Yea, spell check said so
Thanks so much Evan, for the nice comment. There was definately a lot of quick breath taking during the solo on the tune that plays through the home page.
I'm trying to figure out what I do by sitting here and blowing out and breathing and such..I must look ridiculous haha.
I don't believe I myself exhale. Helps make it a fluid motion in my opinion. Breathe in, out by playing, in as necessary, out...
I don't know if that's for sure how you're supposed to do it, but I've never had a problem. I would just do what feels most comfortable/natural (they could be different).
I've heard something mentioned about people getting dizzy from exhaling all and breathing all in. I suppose that might make sense, given you're then going to be taking in massive breaths that you obviously don't need all the air of. However, this is just something I've heard, I wouldn't take it to heart necessarily.
better be careful who is calling who a lier --that is not really nice --- naughty, naughty, naughty -- but I am curious as to what is considered calling another a lier --mmmmmmmmmm I get confused so easily anyhow .
I don't believe a word of this. I think that we just have a great deal of inconsistency in SOs playing. I would suggest not trying to reinvent the wheel.
I sight read and still have no problem with flow. I pencil in my breath marks on most of my music ... and later may change them. Flow does seem easier with vocal phrasing.

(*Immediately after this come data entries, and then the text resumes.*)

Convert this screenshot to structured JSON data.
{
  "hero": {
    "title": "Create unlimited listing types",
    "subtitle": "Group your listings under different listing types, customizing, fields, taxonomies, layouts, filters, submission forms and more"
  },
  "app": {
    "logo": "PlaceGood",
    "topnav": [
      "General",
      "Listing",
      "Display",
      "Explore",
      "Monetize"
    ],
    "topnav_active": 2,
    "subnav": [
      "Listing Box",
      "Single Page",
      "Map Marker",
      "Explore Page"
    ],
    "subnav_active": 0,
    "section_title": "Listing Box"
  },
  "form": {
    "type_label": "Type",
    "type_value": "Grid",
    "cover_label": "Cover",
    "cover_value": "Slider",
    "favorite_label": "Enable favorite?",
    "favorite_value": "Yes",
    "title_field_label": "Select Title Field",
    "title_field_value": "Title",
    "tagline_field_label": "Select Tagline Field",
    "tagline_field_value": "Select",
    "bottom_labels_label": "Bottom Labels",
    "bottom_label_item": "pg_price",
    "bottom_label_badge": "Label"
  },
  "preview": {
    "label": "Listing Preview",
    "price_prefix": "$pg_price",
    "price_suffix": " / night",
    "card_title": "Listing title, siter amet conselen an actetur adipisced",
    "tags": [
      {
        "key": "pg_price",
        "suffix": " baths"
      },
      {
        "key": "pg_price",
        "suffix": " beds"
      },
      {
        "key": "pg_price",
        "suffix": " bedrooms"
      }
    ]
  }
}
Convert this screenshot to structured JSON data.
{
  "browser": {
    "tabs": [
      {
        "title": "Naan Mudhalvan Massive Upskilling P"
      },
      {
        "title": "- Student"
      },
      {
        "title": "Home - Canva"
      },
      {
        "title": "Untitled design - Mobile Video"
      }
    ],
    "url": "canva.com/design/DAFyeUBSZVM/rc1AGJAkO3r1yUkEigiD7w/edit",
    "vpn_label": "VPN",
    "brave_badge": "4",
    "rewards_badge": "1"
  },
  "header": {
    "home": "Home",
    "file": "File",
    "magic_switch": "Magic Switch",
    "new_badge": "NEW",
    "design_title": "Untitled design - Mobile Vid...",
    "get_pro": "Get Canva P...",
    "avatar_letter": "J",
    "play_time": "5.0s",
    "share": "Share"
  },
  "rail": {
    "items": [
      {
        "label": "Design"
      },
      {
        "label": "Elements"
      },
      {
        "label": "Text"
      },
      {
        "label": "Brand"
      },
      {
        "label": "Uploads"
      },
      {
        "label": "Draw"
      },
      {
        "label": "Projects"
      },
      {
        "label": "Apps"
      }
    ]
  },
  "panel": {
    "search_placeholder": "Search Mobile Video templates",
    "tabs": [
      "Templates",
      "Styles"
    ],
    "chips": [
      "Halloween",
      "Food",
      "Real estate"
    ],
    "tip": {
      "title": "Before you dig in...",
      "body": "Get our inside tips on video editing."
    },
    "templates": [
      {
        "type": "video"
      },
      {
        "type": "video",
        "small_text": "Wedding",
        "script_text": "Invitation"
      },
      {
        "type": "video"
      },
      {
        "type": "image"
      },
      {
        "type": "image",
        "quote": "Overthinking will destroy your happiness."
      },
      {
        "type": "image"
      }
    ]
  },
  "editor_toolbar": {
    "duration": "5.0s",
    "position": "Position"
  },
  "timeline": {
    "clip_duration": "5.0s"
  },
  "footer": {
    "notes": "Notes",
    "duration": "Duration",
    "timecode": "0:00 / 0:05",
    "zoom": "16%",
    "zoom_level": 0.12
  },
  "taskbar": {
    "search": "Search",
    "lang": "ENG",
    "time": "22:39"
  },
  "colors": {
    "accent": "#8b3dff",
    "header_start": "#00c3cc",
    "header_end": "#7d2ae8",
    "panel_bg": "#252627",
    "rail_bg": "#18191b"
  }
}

+1 the common problem throughout public schooling IMO. As my instrumental music instructor - HS band director - tutor compared it to the game of golf, "You won't win the game if you don't play all 18 holes."
It's called hyperventilation, and yes, it can bring on dizziness and possibly cause physical collapse and unconciousness. Seemingly, it is often relieved by slowly exhaling and inhaling from a paper bag if accomplished before unconcious, as then respiratory therapy must be immediately effected as may be inclusive of CPR. Hopefully, it doesn't go as far as atrial fibrillation requiring the defribrillation paddles. Whenever it is necessary to initiate respiratory therapy, call 911 for emergency help.